China’s Growing Militarization Of The South China Sea


On Friday May 18, China increased its military presence in the South China Sea. A Chinese H-6K bomber plane landed on the largest of the Paracel group of Islands, the Woody island. These islands have long been claimed by numerous surrounding countries including China, Vietnam, Malaysia, and Brunei. China has slowly been increasing its military presence around the islands in order to forcefully assert its claim. China has been internationally condemned in the past for creating new islands through land reclamation. The idea behind the military presence and land reclamation is for China to soon claim the area as theirs, alienating all other nations in the dispute.

Two years ago, China was under deep scrutiny for building a runway on of the islands. Earlier this year, China had also deployed “surface to air as well as cruise missiles” off the coast of the Philippines in the Spratly Islands. In regards to the most recent military development in the area, according to Wall Street Journal, the official statement from the Chinese Airforce said that this H-6K plane was to “help improve actual combat capabilities in responding to various security threats at sea.”

The South China Sea is a busy trade route frequented by various industrial ships carrying valuable cargo for it lies in the middle of numerous south-east Asian states.

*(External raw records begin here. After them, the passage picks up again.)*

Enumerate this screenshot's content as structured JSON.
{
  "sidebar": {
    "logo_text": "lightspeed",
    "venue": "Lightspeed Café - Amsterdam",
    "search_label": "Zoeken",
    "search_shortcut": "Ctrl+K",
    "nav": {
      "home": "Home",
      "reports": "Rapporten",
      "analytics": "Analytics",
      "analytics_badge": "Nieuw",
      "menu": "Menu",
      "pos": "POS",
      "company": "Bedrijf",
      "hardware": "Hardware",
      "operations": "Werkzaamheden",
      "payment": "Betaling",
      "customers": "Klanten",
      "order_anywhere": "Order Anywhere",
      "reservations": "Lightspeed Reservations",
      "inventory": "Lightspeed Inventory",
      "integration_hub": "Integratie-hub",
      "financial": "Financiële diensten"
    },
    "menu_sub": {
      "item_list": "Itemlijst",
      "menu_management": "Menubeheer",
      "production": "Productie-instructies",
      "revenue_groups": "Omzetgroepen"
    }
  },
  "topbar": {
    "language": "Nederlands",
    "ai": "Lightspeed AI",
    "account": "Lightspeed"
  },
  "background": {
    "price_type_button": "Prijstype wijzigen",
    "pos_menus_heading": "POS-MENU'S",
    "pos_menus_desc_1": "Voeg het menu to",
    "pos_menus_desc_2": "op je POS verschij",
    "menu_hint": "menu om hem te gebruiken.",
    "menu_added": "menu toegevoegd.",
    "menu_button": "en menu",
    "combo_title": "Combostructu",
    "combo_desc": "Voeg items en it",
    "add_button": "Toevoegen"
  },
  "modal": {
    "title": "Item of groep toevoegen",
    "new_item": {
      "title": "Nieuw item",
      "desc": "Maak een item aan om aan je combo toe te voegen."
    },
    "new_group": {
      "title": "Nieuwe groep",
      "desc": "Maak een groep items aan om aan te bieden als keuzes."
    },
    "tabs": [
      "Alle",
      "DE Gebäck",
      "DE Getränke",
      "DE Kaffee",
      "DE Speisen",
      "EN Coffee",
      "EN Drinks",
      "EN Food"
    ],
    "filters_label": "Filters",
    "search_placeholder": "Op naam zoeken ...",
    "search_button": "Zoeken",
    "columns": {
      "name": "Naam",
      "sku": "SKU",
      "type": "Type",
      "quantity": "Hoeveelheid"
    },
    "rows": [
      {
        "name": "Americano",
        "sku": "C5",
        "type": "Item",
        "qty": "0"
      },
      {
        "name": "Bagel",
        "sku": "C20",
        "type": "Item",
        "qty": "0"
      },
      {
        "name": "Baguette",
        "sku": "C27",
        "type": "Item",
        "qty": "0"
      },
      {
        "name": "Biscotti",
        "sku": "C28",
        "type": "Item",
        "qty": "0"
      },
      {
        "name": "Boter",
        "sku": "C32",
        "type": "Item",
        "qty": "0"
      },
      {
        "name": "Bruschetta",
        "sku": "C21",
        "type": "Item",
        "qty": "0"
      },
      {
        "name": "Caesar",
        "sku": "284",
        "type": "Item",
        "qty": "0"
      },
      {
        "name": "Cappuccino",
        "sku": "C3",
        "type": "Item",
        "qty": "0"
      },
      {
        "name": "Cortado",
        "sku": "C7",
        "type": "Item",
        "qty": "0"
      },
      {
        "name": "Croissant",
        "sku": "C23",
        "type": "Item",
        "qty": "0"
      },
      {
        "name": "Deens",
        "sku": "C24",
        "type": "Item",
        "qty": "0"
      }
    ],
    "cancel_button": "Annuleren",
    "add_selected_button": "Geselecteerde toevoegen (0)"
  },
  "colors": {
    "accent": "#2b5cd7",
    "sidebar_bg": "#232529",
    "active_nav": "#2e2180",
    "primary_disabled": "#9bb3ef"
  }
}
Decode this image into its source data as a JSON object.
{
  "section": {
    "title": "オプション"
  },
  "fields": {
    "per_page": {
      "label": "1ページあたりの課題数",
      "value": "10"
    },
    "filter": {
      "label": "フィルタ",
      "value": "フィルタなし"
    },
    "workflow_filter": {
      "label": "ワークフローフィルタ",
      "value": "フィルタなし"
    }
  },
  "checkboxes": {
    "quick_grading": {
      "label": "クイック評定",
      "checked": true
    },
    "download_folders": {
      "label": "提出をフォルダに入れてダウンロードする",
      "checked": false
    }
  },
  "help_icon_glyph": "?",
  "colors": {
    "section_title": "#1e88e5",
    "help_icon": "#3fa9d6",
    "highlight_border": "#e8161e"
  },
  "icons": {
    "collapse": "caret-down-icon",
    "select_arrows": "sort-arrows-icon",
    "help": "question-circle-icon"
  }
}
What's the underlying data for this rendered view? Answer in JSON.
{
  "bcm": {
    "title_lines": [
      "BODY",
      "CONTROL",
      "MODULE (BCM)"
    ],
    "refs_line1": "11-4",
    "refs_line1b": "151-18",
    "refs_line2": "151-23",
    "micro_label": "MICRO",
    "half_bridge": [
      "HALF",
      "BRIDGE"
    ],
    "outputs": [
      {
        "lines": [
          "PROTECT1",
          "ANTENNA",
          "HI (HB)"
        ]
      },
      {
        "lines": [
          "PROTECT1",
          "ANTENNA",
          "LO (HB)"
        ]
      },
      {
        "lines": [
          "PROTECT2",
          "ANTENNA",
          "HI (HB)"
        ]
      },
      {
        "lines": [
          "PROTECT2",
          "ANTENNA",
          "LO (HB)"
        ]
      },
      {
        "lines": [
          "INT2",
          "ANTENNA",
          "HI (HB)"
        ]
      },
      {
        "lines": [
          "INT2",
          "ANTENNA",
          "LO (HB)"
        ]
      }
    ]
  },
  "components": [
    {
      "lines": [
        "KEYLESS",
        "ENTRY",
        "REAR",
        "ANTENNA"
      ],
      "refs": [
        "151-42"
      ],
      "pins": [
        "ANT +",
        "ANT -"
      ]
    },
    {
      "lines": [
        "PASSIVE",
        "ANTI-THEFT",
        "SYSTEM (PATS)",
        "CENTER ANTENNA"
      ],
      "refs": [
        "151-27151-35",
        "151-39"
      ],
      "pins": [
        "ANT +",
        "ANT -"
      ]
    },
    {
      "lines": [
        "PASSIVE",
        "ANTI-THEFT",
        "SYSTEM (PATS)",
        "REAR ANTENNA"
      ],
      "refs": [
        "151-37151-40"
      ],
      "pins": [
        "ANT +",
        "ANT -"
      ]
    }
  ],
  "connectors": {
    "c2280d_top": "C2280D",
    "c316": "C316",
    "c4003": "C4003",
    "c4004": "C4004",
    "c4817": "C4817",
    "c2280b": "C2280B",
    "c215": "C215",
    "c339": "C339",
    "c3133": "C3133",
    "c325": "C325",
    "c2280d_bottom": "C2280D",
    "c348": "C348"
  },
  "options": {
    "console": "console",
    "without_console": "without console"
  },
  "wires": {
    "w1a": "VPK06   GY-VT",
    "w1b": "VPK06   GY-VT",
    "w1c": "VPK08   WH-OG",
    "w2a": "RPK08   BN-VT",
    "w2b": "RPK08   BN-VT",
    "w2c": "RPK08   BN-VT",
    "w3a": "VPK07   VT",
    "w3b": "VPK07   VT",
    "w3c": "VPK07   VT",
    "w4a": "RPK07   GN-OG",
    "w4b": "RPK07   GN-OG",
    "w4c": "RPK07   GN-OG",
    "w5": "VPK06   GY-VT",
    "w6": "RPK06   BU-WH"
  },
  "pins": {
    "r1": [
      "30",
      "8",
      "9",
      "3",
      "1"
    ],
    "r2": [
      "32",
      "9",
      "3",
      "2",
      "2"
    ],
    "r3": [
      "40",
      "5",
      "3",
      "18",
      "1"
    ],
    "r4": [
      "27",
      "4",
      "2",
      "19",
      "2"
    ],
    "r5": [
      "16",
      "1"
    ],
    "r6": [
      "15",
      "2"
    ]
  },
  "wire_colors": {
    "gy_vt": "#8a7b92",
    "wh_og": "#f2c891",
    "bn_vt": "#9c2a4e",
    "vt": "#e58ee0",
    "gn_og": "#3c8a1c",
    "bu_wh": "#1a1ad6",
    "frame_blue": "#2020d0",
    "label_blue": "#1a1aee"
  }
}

The area is said to be rich in natural reserves of oil and gas- making the islands that much more valuable to its neighboring states. The seas are also rich in fish- which has the potential to grow any country’s export economy. Resource exploration in the area has been limited in the area because of the land dispute between the various nations. The aim of the increasing military presence is for china to be able to defend its claim: in order strike missiles at and all that come near the islands.

As a response to China’s growing military presence, the United States has dispatched military warships. The U.S. has undoubtedly been a strong critic of China’s actions, and has taken a more forceful role over the years in order to protect the sovereignty claims of their other allies in the region. The actions taken by China in the Spratly islands is quite close the Philippines, prompting a response from them as well. Filipino law makers are grossly opposed to China’s action, some even went as far to say that the Philippines will no longer be subservient to China. On the other hand, Philippine’s President Rodrigo Duterte was cautious to not outright condemn China. Instead he said that he hopes both countries continue a joint exploration of the islands.

Aditi Mahesh

Student at Wesleyan University
Ask me where I’m from? I have no answer. I’ve lived in three different countries and have gone to over seven different schools around the world. An aspiring political analyst with a penchant for the Middle East and South Asia. Student at Wesleyan University
Aditi Mahesh

About Aditi Mahesh

Ask me where I’m from? I have no answer. I’ve lived in three different countries and have gone to over seven different schools around the world. An aspiring political analyst with a penchant for the Middle East and South Asia. Student at Wesleyan University